**Extracted material:**
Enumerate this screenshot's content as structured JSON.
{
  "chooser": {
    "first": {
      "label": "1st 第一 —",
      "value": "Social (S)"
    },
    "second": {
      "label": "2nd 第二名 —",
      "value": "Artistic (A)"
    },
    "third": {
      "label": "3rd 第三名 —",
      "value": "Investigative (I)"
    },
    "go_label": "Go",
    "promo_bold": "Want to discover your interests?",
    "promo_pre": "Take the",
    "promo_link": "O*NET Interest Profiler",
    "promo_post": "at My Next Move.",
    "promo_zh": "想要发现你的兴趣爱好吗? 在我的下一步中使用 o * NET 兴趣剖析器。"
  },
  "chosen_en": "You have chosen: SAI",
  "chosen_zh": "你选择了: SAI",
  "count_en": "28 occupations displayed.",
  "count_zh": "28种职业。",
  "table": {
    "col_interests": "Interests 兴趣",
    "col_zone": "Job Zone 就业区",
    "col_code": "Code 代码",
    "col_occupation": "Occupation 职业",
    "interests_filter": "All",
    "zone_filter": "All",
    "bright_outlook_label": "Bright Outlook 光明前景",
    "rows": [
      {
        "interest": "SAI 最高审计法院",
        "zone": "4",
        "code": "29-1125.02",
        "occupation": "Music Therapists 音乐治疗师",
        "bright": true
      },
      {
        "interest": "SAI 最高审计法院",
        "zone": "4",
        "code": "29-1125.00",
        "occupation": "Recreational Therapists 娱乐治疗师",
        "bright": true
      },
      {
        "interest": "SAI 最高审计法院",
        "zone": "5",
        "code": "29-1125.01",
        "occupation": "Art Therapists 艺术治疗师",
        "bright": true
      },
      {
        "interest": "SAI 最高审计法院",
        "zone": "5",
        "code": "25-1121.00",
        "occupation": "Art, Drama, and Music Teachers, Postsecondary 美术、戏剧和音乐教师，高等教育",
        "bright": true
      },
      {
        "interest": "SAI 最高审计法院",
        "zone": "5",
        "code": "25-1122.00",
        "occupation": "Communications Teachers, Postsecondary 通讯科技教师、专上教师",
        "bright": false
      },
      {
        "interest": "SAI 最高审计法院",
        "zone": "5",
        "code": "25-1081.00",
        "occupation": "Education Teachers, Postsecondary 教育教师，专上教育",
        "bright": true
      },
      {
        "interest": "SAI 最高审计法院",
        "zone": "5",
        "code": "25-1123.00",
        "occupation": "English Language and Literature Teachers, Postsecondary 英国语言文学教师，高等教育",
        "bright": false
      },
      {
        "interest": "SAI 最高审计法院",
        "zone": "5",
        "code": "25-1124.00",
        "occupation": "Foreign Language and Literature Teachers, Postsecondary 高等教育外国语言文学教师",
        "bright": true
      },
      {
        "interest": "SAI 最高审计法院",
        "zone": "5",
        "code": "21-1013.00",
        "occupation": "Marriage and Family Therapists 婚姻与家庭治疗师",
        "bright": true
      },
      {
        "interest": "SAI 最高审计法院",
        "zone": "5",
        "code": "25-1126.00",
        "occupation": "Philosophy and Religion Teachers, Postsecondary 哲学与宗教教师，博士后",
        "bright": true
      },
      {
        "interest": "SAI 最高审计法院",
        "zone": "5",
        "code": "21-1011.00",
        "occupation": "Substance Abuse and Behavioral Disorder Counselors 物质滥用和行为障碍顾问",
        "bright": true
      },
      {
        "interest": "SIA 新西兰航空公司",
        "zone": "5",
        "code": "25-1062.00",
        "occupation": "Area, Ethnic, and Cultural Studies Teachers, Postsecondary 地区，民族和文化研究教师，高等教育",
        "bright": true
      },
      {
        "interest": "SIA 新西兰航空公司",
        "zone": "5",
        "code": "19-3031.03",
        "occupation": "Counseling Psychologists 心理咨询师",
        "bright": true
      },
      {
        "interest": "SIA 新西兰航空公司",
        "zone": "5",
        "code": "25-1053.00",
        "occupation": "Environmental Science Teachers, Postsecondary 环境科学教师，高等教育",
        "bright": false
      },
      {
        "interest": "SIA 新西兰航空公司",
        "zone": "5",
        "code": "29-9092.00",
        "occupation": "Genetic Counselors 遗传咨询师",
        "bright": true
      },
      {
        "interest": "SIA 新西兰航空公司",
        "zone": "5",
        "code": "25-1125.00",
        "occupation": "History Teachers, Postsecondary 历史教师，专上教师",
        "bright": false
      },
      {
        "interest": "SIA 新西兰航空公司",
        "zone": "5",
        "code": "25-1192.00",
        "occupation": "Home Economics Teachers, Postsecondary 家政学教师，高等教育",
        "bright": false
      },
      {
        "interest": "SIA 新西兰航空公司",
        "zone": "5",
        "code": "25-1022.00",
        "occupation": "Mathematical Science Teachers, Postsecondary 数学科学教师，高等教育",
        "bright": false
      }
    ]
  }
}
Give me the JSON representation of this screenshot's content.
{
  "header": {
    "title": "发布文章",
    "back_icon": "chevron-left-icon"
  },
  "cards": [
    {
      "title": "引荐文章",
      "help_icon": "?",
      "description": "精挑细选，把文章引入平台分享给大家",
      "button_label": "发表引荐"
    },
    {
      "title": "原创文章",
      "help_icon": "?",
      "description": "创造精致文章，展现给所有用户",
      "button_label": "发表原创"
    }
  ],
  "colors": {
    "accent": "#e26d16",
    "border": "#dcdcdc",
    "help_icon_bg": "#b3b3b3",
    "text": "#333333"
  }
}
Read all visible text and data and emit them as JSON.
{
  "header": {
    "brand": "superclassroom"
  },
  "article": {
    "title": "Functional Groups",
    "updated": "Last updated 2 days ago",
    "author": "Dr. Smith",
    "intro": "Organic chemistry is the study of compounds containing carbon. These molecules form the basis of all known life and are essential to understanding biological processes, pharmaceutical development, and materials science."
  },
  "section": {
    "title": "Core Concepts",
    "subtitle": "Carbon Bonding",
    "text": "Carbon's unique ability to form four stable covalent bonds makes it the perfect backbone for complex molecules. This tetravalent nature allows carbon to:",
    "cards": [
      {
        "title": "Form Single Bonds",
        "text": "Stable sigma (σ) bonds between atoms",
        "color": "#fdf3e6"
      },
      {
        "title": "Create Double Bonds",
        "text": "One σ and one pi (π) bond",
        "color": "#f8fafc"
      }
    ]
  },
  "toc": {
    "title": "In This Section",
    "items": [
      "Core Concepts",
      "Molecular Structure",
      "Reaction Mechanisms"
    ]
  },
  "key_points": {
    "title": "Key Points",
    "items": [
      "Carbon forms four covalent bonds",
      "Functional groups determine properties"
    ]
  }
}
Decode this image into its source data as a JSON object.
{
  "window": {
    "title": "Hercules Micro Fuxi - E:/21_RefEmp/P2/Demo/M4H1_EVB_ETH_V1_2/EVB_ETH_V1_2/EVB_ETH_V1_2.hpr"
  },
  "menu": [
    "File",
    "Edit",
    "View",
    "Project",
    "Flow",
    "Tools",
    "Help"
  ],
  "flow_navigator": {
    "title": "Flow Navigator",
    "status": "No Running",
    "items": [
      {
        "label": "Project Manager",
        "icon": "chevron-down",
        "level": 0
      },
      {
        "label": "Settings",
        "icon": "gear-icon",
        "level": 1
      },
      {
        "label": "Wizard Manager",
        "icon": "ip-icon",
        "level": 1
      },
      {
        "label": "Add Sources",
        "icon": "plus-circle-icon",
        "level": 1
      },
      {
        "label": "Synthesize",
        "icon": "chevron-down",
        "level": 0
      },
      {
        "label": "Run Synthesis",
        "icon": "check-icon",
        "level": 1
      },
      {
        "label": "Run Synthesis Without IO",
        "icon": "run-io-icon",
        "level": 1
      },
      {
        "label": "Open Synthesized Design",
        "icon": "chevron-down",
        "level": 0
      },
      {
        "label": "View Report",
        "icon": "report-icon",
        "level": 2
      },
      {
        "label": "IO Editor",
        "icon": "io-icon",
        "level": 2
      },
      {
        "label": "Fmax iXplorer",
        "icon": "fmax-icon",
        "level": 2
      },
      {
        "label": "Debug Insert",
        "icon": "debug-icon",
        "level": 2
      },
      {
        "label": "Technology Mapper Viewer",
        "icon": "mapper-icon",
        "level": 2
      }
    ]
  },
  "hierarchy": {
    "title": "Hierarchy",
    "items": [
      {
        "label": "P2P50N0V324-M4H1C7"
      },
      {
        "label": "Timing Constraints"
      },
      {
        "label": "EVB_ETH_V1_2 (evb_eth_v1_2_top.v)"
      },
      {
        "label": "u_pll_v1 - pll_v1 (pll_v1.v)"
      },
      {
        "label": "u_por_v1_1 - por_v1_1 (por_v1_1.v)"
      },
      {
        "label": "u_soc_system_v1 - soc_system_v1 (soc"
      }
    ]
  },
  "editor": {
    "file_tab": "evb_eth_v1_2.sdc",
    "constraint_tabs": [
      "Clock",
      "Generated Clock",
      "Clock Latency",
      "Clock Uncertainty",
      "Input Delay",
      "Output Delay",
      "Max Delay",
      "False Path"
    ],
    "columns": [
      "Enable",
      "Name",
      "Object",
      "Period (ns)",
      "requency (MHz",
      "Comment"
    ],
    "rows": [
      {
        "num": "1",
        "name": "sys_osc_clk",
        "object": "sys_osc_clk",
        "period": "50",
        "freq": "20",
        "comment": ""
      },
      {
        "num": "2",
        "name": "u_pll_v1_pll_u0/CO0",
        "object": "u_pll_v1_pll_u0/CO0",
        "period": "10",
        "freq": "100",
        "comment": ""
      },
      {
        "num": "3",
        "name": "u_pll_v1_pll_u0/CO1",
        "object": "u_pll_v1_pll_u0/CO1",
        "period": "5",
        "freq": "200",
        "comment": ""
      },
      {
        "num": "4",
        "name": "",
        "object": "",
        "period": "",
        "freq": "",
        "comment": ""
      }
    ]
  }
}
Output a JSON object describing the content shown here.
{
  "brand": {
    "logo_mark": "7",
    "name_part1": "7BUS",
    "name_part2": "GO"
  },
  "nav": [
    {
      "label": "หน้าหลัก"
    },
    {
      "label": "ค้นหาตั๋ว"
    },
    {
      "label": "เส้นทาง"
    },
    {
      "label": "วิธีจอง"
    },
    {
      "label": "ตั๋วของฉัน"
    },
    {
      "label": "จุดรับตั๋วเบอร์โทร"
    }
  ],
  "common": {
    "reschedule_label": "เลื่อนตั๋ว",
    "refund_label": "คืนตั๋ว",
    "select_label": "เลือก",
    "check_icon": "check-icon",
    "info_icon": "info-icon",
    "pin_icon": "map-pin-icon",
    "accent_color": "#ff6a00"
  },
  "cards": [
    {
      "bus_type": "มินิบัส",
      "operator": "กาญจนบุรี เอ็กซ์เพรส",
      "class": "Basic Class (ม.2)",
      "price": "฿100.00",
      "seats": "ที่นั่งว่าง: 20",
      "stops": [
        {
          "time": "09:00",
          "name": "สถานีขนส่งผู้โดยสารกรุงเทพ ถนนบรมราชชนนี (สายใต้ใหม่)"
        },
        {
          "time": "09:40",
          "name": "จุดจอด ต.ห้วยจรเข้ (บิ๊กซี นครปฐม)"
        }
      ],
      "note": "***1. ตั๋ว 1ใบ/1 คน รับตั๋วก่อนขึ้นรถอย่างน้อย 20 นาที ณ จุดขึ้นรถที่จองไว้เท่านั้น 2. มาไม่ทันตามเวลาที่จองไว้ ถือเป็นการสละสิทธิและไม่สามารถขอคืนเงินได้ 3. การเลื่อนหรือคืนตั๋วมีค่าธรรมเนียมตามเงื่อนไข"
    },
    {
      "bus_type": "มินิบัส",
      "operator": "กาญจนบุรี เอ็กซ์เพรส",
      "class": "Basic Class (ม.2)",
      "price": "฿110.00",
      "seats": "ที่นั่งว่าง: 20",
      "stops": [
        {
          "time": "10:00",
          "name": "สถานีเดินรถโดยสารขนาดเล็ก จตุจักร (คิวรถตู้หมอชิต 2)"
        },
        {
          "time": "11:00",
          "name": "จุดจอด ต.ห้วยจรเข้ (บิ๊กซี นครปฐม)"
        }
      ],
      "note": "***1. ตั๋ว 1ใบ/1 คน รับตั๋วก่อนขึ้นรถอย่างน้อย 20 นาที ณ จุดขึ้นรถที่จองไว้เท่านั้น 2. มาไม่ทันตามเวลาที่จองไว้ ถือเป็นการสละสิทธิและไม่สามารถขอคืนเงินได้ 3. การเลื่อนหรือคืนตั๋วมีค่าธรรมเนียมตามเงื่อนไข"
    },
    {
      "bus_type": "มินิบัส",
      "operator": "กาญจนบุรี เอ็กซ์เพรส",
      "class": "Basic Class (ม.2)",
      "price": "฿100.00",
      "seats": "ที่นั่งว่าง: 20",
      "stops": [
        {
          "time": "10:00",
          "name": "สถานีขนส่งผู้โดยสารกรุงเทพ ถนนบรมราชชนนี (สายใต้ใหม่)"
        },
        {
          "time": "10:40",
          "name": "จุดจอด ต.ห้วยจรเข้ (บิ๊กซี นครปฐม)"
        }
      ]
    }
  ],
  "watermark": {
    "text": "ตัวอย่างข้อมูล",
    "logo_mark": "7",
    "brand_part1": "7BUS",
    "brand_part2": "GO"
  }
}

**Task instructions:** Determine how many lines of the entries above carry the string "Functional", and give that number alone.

**Result of this task:** 2